## Exercise brief
Look through the lines below; wherever the word "this" appears, copy that line.

## Excerpted records
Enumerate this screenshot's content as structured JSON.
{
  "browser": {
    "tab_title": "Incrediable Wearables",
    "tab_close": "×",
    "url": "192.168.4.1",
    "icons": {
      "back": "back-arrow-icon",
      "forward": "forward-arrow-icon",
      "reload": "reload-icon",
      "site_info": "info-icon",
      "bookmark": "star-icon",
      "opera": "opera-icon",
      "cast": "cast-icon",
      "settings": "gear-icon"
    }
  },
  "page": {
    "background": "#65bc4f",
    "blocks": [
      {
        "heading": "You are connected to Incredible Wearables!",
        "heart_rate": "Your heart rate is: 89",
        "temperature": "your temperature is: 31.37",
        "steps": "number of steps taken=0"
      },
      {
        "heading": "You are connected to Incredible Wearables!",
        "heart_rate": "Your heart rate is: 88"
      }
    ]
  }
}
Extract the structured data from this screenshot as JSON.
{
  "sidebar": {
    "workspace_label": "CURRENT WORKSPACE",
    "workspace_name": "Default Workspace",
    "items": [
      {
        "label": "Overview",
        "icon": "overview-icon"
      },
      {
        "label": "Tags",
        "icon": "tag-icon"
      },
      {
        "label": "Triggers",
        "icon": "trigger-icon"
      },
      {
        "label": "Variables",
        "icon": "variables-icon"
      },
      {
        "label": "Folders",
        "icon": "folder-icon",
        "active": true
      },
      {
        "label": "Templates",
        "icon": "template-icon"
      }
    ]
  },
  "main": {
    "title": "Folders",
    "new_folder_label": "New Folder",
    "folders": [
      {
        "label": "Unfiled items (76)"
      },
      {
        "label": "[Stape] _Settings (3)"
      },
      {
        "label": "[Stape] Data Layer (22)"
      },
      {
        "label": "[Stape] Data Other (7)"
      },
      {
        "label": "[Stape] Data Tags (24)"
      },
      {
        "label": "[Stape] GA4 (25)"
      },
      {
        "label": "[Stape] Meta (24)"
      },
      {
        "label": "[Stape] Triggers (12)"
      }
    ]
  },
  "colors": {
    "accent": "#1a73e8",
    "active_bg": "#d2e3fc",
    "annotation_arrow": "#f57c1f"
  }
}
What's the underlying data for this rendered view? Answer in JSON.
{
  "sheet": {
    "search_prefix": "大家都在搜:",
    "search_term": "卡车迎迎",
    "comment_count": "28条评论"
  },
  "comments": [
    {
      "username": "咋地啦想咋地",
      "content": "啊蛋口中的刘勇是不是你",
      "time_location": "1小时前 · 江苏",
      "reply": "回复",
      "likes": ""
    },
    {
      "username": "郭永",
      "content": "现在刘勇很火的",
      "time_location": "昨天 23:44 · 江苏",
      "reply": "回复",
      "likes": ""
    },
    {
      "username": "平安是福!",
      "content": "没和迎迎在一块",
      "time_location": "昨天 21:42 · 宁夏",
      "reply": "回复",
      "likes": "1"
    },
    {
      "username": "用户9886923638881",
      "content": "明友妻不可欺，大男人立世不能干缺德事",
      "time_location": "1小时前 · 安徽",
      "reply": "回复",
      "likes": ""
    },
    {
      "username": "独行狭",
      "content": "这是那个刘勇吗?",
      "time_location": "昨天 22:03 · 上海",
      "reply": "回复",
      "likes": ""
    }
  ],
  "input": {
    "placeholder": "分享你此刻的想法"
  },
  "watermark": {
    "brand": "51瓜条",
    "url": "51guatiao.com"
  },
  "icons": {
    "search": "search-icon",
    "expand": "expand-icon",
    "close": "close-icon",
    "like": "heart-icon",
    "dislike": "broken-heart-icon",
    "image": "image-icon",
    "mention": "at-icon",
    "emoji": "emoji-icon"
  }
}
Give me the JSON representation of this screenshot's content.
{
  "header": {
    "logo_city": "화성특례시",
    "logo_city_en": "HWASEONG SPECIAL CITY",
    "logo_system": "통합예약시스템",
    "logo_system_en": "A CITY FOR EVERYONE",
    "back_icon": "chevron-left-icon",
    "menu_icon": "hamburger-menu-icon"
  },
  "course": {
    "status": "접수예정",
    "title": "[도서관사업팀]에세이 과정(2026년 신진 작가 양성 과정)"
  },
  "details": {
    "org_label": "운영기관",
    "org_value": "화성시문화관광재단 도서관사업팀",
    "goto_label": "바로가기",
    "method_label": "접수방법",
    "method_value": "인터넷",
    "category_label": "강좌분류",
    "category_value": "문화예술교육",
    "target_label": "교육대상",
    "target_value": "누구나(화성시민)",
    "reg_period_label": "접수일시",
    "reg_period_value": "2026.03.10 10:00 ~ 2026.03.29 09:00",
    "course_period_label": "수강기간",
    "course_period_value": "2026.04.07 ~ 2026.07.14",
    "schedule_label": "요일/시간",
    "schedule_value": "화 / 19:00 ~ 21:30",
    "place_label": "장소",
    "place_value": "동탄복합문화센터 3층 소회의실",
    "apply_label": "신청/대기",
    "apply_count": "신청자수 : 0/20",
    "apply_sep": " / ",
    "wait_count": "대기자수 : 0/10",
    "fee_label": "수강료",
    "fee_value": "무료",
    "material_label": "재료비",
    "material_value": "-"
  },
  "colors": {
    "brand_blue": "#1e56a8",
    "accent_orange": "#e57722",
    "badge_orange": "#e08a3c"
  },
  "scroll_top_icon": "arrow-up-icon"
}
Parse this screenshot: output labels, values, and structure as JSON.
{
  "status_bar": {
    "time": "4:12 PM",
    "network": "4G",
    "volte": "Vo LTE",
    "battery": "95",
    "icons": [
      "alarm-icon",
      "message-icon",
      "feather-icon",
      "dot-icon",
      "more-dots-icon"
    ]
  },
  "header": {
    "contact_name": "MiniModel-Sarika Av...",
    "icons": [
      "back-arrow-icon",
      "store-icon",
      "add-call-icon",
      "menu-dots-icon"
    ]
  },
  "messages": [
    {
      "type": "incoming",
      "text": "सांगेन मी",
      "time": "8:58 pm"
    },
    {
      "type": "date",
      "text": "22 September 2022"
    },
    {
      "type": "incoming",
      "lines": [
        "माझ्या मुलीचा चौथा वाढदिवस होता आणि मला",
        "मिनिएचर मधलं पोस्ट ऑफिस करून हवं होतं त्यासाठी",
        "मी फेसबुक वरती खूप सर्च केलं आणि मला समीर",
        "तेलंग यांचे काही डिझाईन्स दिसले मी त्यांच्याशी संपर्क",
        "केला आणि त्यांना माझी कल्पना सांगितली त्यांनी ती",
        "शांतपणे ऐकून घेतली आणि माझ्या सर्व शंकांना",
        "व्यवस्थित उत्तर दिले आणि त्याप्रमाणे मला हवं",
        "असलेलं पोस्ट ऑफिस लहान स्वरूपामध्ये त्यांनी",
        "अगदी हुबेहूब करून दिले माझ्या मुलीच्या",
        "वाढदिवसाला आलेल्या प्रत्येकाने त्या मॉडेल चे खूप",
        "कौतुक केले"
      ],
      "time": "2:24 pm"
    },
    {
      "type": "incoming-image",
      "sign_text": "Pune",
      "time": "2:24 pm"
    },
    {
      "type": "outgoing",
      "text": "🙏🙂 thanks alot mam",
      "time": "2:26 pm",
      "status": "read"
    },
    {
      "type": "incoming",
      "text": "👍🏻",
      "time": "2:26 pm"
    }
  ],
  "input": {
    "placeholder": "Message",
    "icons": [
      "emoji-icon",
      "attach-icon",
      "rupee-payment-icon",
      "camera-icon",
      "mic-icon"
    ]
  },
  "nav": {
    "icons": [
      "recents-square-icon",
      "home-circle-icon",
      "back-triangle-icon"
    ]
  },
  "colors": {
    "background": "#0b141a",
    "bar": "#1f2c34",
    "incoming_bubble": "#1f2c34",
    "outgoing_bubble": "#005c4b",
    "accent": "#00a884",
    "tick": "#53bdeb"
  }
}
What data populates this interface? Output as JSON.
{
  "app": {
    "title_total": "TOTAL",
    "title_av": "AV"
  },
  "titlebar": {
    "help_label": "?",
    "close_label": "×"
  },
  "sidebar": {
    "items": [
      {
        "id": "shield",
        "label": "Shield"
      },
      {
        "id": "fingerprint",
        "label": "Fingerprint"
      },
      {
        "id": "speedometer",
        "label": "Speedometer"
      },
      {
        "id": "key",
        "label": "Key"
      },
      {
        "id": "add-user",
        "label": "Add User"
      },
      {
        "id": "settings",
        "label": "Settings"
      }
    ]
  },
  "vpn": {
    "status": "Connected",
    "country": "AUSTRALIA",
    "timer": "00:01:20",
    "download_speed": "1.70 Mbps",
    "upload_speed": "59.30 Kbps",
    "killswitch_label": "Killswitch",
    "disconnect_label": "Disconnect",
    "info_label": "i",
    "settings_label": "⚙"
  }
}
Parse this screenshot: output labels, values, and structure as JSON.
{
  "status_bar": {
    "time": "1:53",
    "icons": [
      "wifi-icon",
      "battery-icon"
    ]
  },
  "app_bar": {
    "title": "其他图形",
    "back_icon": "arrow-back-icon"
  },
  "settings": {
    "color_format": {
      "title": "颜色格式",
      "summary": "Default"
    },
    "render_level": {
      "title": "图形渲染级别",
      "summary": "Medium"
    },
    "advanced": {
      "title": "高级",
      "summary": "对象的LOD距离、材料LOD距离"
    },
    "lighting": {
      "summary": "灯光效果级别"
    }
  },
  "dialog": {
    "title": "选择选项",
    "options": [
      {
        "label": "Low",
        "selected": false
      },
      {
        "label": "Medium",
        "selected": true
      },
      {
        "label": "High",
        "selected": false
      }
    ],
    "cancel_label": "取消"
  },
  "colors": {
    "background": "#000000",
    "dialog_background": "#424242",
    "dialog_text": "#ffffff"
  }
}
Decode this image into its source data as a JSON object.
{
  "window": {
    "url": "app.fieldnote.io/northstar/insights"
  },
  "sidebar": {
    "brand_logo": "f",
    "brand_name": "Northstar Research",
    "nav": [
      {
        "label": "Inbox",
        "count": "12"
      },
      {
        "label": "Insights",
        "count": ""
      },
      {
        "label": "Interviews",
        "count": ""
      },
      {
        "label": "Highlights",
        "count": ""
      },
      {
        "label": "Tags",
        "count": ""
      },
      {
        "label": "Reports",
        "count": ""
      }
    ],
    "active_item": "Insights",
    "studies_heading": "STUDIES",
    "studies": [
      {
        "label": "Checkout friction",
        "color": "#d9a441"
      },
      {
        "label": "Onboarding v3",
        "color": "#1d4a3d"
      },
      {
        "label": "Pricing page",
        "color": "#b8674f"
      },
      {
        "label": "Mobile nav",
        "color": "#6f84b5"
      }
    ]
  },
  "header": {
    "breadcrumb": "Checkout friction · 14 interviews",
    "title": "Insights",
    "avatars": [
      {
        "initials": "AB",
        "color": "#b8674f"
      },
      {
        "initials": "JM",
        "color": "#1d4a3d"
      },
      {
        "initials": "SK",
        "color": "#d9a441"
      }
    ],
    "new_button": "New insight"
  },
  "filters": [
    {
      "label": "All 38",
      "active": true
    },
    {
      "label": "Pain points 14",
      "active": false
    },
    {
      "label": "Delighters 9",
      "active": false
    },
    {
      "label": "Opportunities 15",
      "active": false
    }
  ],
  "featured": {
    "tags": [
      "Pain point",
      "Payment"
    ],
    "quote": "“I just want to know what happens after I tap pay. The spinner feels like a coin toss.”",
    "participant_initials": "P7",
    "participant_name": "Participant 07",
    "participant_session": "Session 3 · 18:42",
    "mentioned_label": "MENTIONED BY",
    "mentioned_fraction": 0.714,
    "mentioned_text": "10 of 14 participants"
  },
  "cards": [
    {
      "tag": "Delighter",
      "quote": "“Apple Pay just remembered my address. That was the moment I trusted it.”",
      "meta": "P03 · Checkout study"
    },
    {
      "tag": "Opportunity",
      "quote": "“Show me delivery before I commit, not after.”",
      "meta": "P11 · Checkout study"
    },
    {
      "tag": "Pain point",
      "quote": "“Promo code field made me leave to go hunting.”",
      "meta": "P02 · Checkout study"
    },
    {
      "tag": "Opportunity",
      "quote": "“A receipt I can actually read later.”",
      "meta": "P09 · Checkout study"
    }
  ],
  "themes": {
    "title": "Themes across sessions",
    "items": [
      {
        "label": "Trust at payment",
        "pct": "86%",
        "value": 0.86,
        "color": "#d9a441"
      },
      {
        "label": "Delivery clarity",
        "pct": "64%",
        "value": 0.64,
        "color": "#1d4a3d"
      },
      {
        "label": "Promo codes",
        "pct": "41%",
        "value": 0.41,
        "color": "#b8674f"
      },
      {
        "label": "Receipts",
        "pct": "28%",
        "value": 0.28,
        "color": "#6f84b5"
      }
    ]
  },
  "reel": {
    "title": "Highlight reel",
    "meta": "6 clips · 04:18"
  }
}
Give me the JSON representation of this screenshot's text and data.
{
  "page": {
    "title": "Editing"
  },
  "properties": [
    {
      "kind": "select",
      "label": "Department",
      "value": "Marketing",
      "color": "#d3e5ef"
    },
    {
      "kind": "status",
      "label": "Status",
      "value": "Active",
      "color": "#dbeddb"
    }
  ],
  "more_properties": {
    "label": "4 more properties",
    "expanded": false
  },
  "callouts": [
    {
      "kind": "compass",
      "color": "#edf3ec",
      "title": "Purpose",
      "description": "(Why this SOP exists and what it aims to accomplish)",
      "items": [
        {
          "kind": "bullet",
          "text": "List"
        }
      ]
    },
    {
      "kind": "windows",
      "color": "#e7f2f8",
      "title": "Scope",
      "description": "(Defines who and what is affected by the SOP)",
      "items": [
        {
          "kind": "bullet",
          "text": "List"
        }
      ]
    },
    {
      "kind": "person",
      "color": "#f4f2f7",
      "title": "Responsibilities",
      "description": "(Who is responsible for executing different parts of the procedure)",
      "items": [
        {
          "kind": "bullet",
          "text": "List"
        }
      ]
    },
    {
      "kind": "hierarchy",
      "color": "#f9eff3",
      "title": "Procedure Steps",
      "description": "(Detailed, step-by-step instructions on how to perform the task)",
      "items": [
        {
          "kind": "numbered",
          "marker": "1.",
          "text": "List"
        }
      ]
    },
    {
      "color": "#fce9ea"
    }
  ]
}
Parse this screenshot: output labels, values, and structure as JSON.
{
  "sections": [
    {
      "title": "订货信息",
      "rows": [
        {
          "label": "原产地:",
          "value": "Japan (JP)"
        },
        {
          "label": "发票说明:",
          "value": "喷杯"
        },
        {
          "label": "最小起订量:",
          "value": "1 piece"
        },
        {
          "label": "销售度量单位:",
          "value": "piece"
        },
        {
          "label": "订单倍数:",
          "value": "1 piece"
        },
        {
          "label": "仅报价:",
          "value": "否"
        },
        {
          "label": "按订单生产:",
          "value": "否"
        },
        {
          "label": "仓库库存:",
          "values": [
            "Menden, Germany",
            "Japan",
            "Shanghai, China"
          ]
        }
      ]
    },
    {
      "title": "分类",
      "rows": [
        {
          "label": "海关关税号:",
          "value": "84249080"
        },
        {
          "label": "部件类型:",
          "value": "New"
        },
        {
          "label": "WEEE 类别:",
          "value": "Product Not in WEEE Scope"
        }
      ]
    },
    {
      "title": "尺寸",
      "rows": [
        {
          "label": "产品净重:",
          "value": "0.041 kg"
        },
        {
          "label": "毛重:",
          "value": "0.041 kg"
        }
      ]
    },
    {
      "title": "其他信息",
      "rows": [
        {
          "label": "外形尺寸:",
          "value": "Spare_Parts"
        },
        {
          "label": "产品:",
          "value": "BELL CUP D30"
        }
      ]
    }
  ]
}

## Exercise output
Enumerate this screenshot's content as structured JSON.
Extract the structured data from this screenshot as JSON.
What's the underlying data for this rendered view? Answer in JSON.
Give me the JSON representation of this screenshot's content.
Parse this screenshot: output labels, values, and structure as JSON.
What data populates this interface? Output as JSON.
Parse this screenshot: output labels, values, and structure as JSON.
Decode this image into its source data as a JSON object.
Give me the JSON representation of this screenshot's text and data.
      "description": "(Why this SOP exists and what it aims to accomplish)",
Parse this screenshot: output labels, values, and structure as JSON.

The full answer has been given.